Furthermore, it also contains more sugar and saturated fat than any other nut butter surveyed– another consideration to keep in mind.
Tying with peanut butter would be cashew butter, also packing 94 calories per 1-tablespoon serving.
Cashew butter is a creamy and tasteful spread made from shelled and roasted cashews. It has a distinct sweet flavor that separates it from every other nut and seed-based butter.
That said, cashew butter is also on the higher end of the chart when it comes to carbohydrates and the lower end when it comes to protein.
For those of you who may be fans of the rich, earthy taste of almond butter, you may be disappointed to hear that it’s one of the highest calorie nut butters in existence, coming in at a whopping 101 calories per 1-tablespoon serving.

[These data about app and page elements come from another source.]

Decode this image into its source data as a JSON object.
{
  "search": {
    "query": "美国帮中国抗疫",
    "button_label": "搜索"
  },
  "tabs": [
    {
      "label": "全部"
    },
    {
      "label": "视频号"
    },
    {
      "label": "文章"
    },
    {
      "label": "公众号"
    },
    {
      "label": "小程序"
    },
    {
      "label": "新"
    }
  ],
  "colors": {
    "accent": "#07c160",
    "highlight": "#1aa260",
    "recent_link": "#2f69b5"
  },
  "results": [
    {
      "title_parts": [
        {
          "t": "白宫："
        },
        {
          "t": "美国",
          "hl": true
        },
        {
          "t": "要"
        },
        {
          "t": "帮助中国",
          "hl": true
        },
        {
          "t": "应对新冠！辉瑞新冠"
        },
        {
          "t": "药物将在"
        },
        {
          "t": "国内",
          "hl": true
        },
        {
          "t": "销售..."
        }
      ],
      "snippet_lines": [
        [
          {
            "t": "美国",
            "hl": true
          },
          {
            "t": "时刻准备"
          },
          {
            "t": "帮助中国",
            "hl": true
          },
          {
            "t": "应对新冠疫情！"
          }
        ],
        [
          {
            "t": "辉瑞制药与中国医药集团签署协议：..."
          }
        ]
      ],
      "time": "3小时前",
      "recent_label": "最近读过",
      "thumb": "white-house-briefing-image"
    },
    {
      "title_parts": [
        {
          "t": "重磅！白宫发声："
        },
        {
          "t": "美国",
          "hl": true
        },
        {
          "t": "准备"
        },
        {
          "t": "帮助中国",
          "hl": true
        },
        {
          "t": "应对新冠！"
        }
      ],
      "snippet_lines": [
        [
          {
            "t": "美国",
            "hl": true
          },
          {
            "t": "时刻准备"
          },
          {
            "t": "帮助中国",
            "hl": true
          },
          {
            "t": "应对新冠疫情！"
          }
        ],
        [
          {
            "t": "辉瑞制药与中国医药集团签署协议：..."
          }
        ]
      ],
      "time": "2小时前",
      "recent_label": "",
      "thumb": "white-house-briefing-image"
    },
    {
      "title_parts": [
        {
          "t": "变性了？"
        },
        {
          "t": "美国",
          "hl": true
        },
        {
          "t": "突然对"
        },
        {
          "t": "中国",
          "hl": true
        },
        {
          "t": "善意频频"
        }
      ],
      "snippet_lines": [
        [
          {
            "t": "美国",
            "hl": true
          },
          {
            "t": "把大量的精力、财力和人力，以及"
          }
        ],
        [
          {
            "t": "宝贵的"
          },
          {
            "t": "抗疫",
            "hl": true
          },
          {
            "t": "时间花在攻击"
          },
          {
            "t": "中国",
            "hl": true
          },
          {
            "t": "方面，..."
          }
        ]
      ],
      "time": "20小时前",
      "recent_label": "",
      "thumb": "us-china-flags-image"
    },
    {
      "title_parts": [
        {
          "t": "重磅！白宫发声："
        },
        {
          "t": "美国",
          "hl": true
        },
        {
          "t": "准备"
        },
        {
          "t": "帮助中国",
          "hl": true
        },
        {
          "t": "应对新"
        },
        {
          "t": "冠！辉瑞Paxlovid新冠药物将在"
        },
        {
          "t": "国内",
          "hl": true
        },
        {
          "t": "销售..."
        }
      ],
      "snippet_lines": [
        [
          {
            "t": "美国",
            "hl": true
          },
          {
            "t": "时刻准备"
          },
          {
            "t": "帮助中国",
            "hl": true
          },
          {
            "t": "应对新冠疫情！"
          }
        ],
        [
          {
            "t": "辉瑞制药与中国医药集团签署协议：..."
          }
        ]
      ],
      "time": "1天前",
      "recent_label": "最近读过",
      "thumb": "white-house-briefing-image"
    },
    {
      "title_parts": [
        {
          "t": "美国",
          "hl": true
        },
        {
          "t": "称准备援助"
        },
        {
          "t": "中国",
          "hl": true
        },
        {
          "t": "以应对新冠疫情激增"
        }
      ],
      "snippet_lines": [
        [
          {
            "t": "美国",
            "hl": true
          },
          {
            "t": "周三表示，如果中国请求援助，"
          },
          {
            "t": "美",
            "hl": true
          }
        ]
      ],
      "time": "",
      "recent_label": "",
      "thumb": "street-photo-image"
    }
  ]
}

That is nearly triple that of powdered peanut butter– the lowest calorie nut butter surveyed. Not only that, but almond butter also contains more fat and less fiber than most of the nut butters as well.
Finally, there is walnut butter– the nut butter with the most calories.
If you’re looking to monitor and/or reduce your caloric intake, walnut butter will pose the biggest challenge of all nut butters as it contains a staggering 104 calories per 1-tablespoon serving.
That said, walnut butter does have some redeeming qualities. For one, it has the least amount of carbohydrates and the least amount of sugar too. What’s more, walnuts also contain omega-3 fatty acids— a type of unsaturated fat with various health benefits.
On the flip side, though, walnut butter also has the most fat of all nut butters surveyed.
The Bottom Line
In conclusion, the lowest calorie nut butter may not be as clear-cut as you’d think. If we’re going to include processed varieties then powdered peanut butter, such as PBFit, is the clear winner. The inclusion of seed butters also complicates this choice.
Regardless of whichever has the least calories, one thing is for sure: any of these options are a great way to add a rich, earthy flavor to whatever you spread them on.